The ACS guidelines are changing only slightly. The HPV test was recommended in 2018 as being equal to a Pap test, but is now being held in higher regard as the more recommended screening for cervical cancer.
The ACS concluded from new studies that the benefits of cervical cancer screening in women ages 21 to 24 do not outweigh the harms. Some studies have focused on women in their 20s who received the HPV vaccine as teenagers or young women, finding that cervical cancer screenings show the vaccines are highly effective in preventing HPV, which is the leading cause of cervical cancer. Since the vaccines have led to such a radical drop in HPV infections and cervical cancers in this age group, it was felt there was no need to start testing so early.
Another factor is that HPV infections in younger women typically go away on their own without treatment. If a young woman is screened and found to have HPV, the treatments she may undergo can cause side effects that last for years. Ultimately, the ACS concluded that testing at a later age would be the most beneficial approach.

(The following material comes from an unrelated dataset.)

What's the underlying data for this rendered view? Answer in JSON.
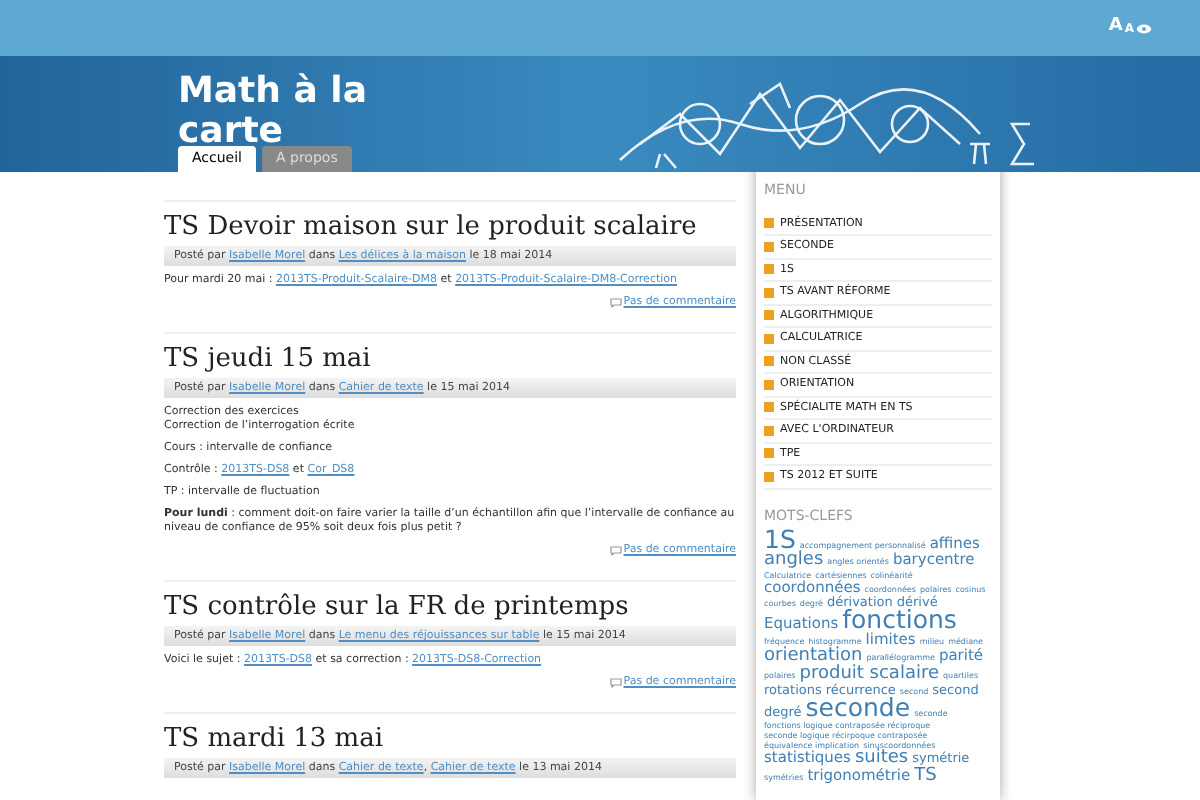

The schedule for testing has also changed based on these studies. Since the HPV test is more sensitive and accurate, testing can be done on a less frequent basis. In fact, the American Cancer Society found that testing too frequently can do more harm than good to the body, so testing less frequently with a more accurate procedure is more beneficial for women’s health.
So, will the recommendations change again? The short answer: Yes.
As technology advances and studies around the HPV vaccine develop, the likelihood of seeing more changes to the recommendations is high. Cervical cancer is typically diagnosed in more than 13,000 women each year. It’s vital that studies be conducted and recommendations upgraded to keep up with the science that can prevent the disease from occurring.